1961: The Church receives legal registration. On April 28, 1961, Elder Gordon B. Hinckley, Assistant to the Quorum of the Twelve Apostles, rededicates the Philippines for missionary work.
June 28, 1967: Southern Far East Mission was divided to create the Philippines Mission.
1973: The first stake is organized.
July 1, 1974: Philippines Mission divided into the Philippines Cebu Mission and the Philippines Manila Mission.
April 1, 1981: A temple in the Philippines in announced. The groundbreaking on the Manila Philippines Temple was on Aug. 25, 1982, in Quezon City, Metro Manila, on the northern island of Luzon. It was dedicated by President Hinckley on Sept. 25, 1984.
1983: Missionary training center was established in a rented house in Manila.
1984: There are 75,000 Latter-day Saints in 15 stakes.
1992: A missionary training center was built across from the temple. It’s been expanded in 2011, 2012 and 2017.
2002-2004: Then-Elder Dallin H. Oaks of the Quorum of the Twelve Apostles serves as the area president.
April 2006: A temple in Cebu City, in the central Visayas group of islands, is announced. The groundbreaking was on Nov. 14, 2007, and the Cebu City Philippines Temples was dedicated on June 13, 2010.
October 2010: The Urdaneta Philippines Temple is announced. The groundbreaking for the temple on the northern island of Luzon was on Jan. 16, 2019.
April 2017: A temple in Alabang, on the south side of Metro Manila, is announced. The groundbreaking was on June 4, 2020.
Sept. 10, 2017: The 100th stake in the Philippines is created.
2018: In April, the Cagayan de Oro Philippines Temple on the southern island of Mindanao is announced. In October, a temple is announced on Mindanao in Davao City. The groundbreaking for the Davao Philippines Temple was Nov. 14, 2020.

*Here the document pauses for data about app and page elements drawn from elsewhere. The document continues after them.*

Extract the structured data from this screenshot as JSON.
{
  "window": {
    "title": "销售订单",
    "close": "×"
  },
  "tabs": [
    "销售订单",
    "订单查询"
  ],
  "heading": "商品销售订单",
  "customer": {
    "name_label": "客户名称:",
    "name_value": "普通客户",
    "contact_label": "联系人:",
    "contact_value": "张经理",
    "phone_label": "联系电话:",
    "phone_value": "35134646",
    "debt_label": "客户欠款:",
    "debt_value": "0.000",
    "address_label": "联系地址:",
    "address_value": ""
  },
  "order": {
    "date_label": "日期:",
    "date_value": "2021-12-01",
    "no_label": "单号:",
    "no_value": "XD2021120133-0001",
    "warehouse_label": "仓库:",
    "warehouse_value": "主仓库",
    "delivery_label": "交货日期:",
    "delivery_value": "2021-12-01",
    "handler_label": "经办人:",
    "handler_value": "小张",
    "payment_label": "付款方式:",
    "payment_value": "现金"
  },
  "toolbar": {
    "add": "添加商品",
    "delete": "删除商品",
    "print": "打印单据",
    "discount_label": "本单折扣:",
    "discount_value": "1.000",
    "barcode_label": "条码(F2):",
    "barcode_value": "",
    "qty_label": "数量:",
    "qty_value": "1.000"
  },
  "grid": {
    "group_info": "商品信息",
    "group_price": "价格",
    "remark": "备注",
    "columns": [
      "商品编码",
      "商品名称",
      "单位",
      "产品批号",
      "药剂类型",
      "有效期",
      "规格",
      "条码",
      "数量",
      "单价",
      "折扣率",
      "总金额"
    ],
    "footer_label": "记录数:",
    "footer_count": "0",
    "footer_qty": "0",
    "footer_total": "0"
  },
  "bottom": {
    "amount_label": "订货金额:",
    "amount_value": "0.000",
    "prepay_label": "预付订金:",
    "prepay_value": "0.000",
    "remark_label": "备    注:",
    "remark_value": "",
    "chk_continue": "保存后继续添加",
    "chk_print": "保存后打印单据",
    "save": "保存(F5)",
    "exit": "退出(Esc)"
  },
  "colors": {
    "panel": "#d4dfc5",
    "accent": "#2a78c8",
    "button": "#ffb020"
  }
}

October 2019: A temple in Bacolod, Philippines, in the Visayas group of islands, is announced.
Source: Philippines Newsroom